Let us take a look at a vessel sailing into a country’s waters as described earlier and giving conditions on which or what type of facility would be allowed to do business with her? The vessel in question is laden with cargo bound for a specific port or country where she has sailed to but on getting to her disport she suddenly started rolling out conditions on which or what type of vessel or port that will be allowed to do business with her, and when this starts, a lot of facility owners and business persons are the ones that suffer in the process. It puts a lot of strain on indigenous vessel owners. There is also an adverse effect on the overall value chain process of the business. However, if developing economies have their own classification society, amongst other factors, such approach will provide the needed ease of doing business to the ship owners of that country.

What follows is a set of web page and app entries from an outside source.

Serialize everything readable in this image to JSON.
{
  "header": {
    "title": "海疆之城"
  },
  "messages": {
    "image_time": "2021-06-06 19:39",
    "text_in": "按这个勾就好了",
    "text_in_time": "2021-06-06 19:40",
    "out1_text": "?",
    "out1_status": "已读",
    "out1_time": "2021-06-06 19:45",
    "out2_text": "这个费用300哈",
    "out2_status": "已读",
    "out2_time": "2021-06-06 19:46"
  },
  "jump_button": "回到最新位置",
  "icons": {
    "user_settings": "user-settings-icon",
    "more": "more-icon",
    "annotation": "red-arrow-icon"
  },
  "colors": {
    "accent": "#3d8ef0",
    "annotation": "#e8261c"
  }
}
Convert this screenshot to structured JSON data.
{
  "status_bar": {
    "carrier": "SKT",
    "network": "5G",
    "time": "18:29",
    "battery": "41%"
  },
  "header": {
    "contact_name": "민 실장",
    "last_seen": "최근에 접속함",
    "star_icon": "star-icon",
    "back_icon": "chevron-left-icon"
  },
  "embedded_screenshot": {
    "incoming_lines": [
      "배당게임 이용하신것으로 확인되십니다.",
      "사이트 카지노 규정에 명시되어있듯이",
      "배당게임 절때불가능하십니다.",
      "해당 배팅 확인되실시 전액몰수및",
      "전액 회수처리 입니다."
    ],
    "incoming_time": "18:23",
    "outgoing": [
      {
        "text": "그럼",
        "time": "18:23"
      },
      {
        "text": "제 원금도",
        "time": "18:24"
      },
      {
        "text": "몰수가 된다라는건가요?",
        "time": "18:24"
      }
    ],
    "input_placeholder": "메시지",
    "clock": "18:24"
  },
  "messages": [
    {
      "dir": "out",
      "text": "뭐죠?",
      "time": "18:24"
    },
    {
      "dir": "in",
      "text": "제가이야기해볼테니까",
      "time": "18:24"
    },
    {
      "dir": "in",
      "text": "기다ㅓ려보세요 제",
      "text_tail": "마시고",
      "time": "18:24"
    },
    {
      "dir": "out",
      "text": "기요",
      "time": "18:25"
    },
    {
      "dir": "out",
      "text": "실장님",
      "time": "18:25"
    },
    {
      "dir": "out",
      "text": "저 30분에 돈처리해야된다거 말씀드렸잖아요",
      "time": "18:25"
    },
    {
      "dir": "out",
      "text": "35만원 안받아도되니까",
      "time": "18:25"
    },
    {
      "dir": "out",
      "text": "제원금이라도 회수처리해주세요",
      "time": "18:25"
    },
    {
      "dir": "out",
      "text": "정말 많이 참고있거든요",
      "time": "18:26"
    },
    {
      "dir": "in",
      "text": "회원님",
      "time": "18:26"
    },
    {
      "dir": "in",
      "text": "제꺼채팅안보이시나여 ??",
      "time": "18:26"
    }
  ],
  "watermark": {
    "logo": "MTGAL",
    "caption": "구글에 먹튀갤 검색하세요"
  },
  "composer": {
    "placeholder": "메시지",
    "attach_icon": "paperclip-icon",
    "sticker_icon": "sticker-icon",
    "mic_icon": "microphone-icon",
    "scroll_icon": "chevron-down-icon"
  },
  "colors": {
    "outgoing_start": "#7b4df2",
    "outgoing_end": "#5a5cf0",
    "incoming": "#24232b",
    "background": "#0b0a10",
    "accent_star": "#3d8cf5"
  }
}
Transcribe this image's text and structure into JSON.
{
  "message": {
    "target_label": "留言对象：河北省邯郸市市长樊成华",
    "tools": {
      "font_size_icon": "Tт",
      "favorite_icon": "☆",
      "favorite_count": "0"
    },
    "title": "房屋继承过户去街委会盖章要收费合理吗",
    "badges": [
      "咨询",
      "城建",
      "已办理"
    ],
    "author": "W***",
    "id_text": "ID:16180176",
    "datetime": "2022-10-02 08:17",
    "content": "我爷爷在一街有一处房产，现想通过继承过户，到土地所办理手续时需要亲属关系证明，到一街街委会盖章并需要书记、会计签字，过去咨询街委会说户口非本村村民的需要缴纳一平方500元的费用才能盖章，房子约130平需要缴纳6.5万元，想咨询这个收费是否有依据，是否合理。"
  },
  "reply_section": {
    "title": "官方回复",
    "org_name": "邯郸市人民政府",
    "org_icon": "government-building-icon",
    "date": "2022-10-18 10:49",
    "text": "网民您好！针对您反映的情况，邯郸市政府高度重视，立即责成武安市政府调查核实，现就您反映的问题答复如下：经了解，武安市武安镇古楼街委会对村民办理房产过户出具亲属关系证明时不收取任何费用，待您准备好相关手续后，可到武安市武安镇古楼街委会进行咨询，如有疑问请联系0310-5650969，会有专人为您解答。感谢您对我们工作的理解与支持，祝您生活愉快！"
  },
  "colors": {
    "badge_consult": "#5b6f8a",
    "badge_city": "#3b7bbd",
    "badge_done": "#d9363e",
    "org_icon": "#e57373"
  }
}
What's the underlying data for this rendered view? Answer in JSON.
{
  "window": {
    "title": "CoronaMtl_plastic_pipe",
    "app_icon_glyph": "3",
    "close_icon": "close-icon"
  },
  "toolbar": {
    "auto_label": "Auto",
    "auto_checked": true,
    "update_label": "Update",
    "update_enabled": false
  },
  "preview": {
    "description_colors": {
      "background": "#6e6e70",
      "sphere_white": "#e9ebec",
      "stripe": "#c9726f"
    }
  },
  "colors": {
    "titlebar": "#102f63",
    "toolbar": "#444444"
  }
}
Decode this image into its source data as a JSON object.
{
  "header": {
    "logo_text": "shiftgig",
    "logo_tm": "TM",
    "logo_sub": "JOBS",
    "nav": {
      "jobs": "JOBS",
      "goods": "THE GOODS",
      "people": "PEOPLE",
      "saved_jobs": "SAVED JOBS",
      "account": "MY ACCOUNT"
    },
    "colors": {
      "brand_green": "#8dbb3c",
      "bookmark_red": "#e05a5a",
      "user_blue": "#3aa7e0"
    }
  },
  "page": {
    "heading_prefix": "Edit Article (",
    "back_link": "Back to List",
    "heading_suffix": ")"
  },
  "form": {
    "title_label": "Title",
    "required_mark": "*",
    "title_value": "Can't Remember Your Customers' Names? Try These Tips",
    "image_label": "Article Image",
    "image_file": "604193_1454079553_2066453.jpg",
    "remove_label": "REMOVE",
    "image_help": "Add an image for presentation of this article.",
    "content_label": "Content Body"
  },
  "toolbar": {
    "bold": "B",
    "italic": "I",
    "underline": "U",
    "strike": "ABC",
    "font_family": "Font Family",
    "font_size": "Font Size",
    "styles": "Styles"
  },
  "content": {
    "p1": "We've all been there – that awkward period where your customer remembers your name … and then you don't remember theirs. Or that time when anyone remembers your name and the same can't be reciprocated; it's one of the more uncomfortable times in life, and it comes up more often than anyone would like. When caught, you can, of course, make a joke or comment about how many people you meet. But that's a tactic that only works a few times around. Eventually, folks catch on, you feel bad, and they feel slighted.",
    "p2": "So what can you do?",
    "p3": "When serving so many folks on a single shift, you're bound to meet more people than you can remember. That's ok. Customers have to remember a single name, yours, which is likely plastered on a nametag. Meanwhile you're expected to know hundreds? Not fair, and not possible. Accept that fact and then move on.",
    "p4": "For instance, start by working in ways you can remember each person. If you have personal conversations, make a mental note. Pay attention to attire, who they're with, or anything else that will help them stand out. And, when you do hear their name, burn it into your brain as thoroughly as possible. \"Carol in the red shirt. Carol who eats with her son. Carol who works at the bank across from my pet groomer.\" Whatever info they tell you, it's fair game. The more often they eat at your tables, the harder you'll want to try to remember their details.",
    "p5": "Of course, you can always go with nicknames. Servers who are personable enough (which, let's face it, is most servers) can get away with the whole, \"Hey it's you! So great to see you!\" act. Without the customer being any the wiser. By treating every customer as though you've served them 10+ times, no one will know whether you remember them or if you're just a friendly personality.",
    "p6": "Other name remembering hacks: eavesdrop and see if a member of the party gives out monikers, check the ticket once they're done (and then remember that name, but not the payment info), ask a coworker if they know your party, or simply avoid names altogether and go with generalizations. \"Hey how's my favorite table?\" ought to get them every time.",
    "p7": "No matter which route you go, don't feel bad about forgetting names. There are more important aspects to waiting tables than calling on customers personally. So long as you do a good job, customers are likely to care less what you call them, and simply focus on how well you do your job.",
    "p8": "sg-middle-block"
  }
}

One other factor we need to observe closely is the recently promulgated African Continental Free Trade Area (AFCTA), a strategic framework to help Africa deliver on her trade goals for her countries. However, the question we need to ask ourselves is how will this document come to live without a vibrant shipping industry or maritime trade? If a maritime trade or giant is to be erected then there is an urgent need to put up an African type of classification society that will encourage trade with sister countries in Africa. I still find it unimaginable that a vessel trading in Nigeria or West Africa will have to be classified by a classification society in another part of the world; and this means such vessel will be subjected to the dictates of that regulatory authority.
However, if African countries or developing economies can come together and have their own classification society amongst other trade significant regulatory bodies, then business will thrive unhindered. A situation where vessel owners in Nigeria or other parts of West Africa have unfettered access to certain level of businesses due to an unhindered acceptance of their vessels to do the business of transhipping or trans-loading with other vessels owned by fellow Africans, amongst other nationalities, allows an easy flow of raw material and finished goods, moving in a supposed seamless way; as far as all countries in the trading business adhere to the codes of their classification societies.
My parting shot here is very simple. The stronger a country’s maritime fleet, the stronger her ability to have world maritime policies go in her favour. At any maritime roundtable, the population or government of a country is not the major topic; rather it is the extent of facilities ownership and participation that determines the decision to be made. In other words, he that pays the piper calls the tune.
So, a lot of factors determine the strength of the merchant shipping fleet of various countries. Shipping and maritime business extends beyond putting a vessel on the surface of the ocean. Certain factors and regulations need to be on ground to ensure the continuous operation and steady increase of such fleet and trade volume. Other factors I intend to discuss in subsequent articles include publications, waterways protection and crewing.
• Adekunle Segun is a maritime professional…He writes from Lagos; Nigeria…